Anderson eventually became very cynical of the Marley management team. He felt that Bob was being exploited by everyone around him. It started when he first joined the band. He felt like an outsider. “Peter (Tosh) and Bunny (Wailer) didn’t like me at all because they saw me as this guy Chris (Blackwell) had brought in to break up the band. But that wasn’t the way. Peter became close friends. The ways Bob’s management ran the band wasn’t what I was used to – no contracts, loose royalties, hand shake style participation gratuities. It was all loose and fluid. It was how Bob got taken advantage of and how the royalties for his albums became so murky after he died. Everyone wanted a piece of him.”

Originally, Anderson says, the band didn’t directly receive royalties for anything they did. When they did get cut in, the payment system was not transparent. “You couldn’t see statements. It was hard to know how much the cut was from the original. For me I wanted to play with everyone and I need to plan things out. I wanted to play with Jimmy Cliff, and I did. With him the invoicing was easy. The contract was easy. Not with Bob.”

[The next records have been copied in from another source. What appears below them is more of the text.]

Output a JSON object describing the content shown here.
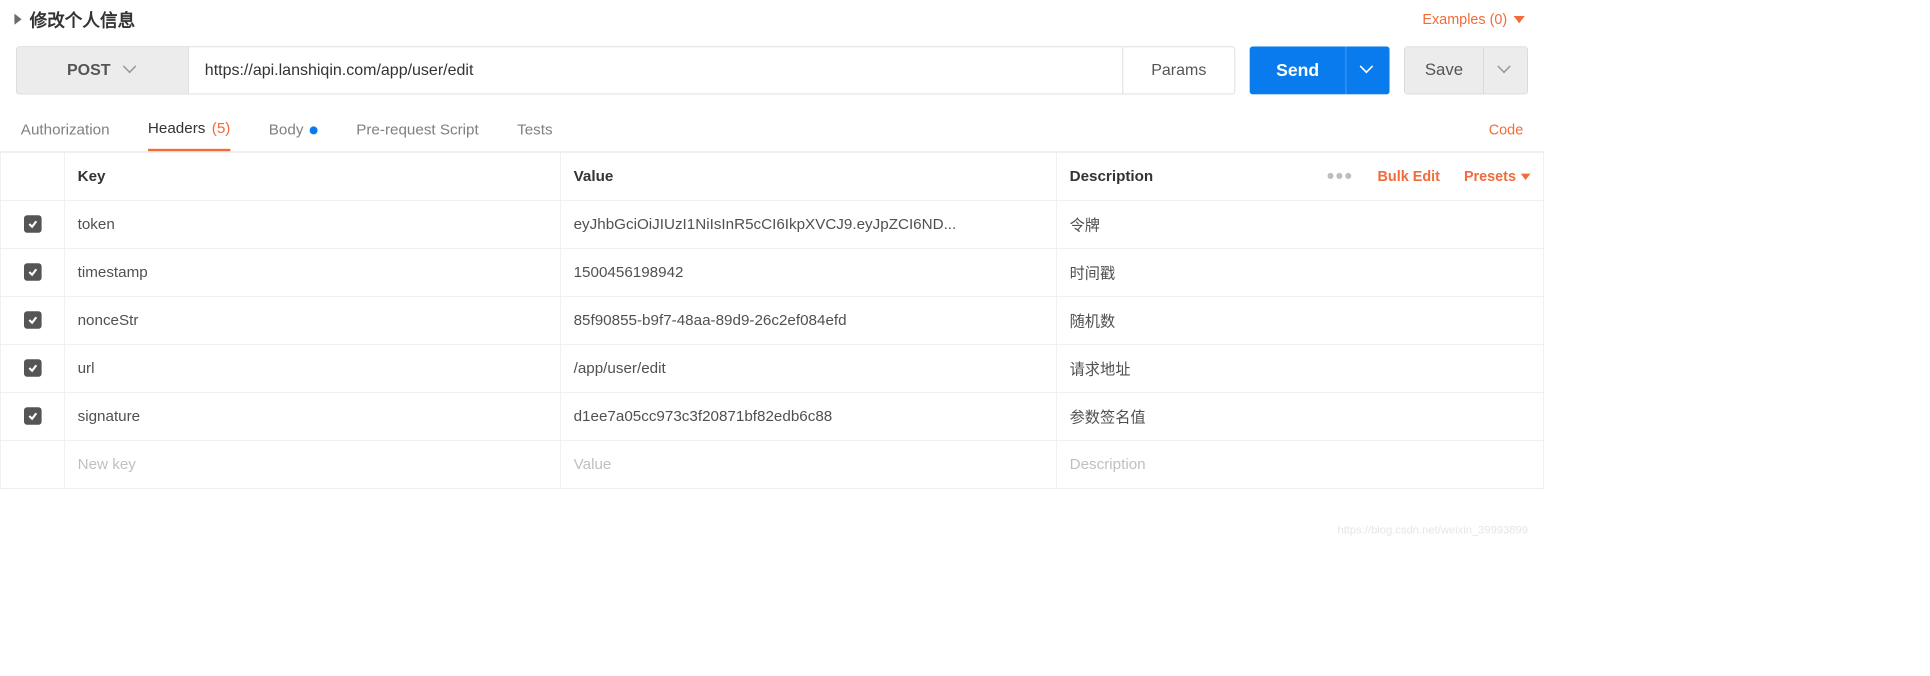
{
  "title": "修改个人信息",
  "examples_label": "Examples (0)",
  "request": {
    "method": "POST",
    "url": "https://api.lanshiqin.com/app/user/edit",
    "params_label": "Params",
    "send_label": "Send",
    "save_label": "Save"
  },
  "tabs": {
    "authorization": "Authorization",
    "headers_label": "Headers",
    "headers_count": "(5)",
    "body": "Body",
    "pre_request": "Pre-request Script",
    "tests": "Tests",
    "code": "Code"
  },
  "columns": {
    "key": "Key",
    "value": "Value",
    "description": "Description"
  },
  "actions": {
    "bulk_edit": "Bulk Edit",
    "presets": "Presets"
  },
  "headers": [
    {
      "enabled": true,
      "key": "token",
      "value": "eyJhbGciOiJIUzI1NiIsInR5cCI6IkpXVCJ9.eyJpZCI6ND...",
      "description": "令牌"
    },
    {
      "enabled": true,
      "key": "timestamp",
      "value": "1500456198942",
      "description": "时间戳"
    },
    {
      "enabled": true,
      "key": "nonceStr",
      "value": "85f90855-b9f7-48aa-89d9-26c2ef084efd",
      "description": "随机数"
    },
    {
      "enabled": true,
      "key": "url",
      "value": "/app/user/edit",
      "description": "请求地址"
    },
    {
      "enabled": true,
      "key": "signature",
      "value": "d1ee7a05cc973c3f20871bf82edb6c88",
      "description": "参数签名值"
    }
  ],
  "new_row": {
    "key_ph": "New key",
    "value_ph": "Value",
    "description_ph": "Description"
  },
  "watermark": "https://blog.csdn.net/weixin_39993899"
}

Rastaman-VibrationAnderson left the Wailers after Rastaman Vibration (1976) due to managerial problems, he says. “Bob was a great, fantastic leader, and a guy you could talk to about ideas. But as soon as Don Taylor’s new management came along he – well – literally took the crumbs out of our mouths. He had no heart or soul. It was all business. And he was grubby. Cold. And I’d had enough. I was struggling, hurting. I went to work for Peter Tosh. He was an artist and a friend.” “Because for me, and Peter, it was all about the music, until the politics came.” There was a number of incidents where Anderson figures he wasn’t paid properly for tours. “The still owe me $10K for the Legend Tour.”

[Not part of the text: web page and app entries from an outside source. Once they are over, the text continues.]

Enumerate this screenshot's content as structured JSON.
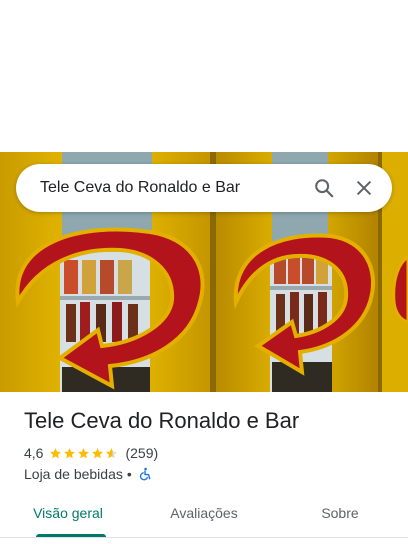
{
  "search": {
    "query": "Tele Ceva do Ronaldo e Bar",
    "search_icon": "search-icon",
    "close_icon": "close-icon"
  },
  "place": {
    "name": "Tele Ceva do Ronaldo e Bar",
    "rating": "4,6",
    "rating_value": 4.6,
    "reviews": "(259)",
    "category": "Loja de bebidas",
    "separator": "•",
    "accessibility_icon": "wheelchair-icon"
  },
  "tabs": [
    {
      "label": "Visão geral",
      "active": true
    },
    {
      "label": "Avaliações",
      "active": false
    },
    {
      "label": "Sobre",
      "active": false
    }
  ],
  "colors": {
    "accent": "#00796b",
    "star": "#fbbc04",
    "accessibility": "#1a73e8",
    "fridge_yellow": "#e2b400",
    "logo_red": "#b3141c"
  }
}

Anderson reckons that Tosh could have run for Prime Minister. He saw him as wise. He would work with many who couldn’t read or understand the contract side of the music business, unconditionally. He says that when reggae and Rastafarianism really took off it became an overwhelming and metaphysical experience for them. “Being political on stage was part of the act, you know. But Bob and Peter took it off stage, too. I wasn’t into that.” Bob was a leader, with followers from all over the world, he was close with everyone from was close with Michael Manley to Fidel Castro. “Communism in the Western hemisphere didn’t work. It was a threat, not an ideology. We had the FBI on our trail for being revolutionaries and speaking out about human rights – because of the connections. I left because of that, too. I’d had enough of Don Taylor, the politics. I loved Bob but I wasn’t going to risk my life.” He’s referring to America’s opposition to the connections that were made to potential revolutionary action. “Africa Unite? Cuba Unite? Jamaica Unite? You don’t say shit like that and just walk away from it. There are consequences.”

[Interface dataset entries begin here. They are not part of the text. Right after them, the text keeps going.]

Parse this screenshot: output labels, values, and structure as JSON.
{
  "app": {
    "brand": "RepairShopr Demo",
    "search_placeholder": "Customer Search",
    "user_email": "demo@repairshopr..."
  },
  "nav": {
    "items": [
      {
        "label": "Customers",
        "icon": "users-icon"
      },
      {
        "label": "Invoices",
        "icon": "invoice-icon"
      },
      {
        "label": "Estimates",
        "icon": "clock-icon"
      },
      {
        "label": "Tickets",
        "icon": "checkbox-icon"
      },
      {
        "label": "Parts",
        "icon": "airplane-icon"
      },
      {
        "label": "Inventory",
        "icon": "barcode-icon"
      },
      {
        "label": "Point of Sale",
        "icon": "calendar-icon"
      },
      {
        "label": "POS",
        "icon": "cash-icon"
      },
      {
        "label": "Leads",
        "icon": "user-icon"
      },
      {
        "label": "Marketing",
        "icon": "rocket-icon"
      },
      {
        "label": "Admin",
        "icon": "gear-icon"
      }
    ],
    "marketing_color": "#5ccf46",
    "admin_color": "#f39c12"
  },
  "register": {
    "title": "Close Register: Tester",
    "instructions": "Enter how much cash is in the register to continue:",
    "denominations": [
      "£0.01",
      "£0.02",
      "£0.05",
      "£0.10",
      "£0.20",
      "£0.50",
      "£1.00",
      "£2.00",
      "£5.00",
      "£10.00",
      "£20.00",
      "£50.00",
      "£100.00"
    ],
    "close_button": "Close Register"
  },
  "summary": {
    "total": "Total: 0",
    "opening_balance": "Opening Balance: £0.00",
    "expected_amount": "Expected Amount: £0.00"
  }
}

Finally, we get to the origins of the band. I can see Anderson has been building up to this. There is confusion over the Wailers ‘brand’ with there being several out there, I ask. Peter, Bunny, and Bob are considered the Original Wailers, of which only Bunny is still alive, and not a member of the current band (The Original Wailers). Then, there is The Wailers led by Family Man.

“The word ‘original’ in Original Wailers refers to the original intent,” Anderson says, “it means the original vision of Bob’s band and his music. His vibe, you know. It’s not the original members in a group.” The Original Wailers was formed by Al Anderson and another former Wailer Junior Marvin in 2008. However, has now Marvin departed the band. Despite the name, the band has never included any of the original members of the Wailers. This tour will have all the songs from the Legend compilation album (1984). Marley fans will be getting a veritable smorgasbord of great tunes.

The Wailers Band, led by Family Man (Aston Barrett) is a morph of the original Wailers, with all but Barrett on board. Both bands claim to be the ultimate Marley legacy. Family Man’s last tour was in 2015. Both exist together and apart. Both perform Marley’s songs. Anderson optimistically states that we (the Original Wailers) can “co-exist with those other people (The Wailers Band). I want to to continue with the Original Wailers and reach out to its rightful audience, show people respect and honour Bob. That’s it, really.”

Tim Gruar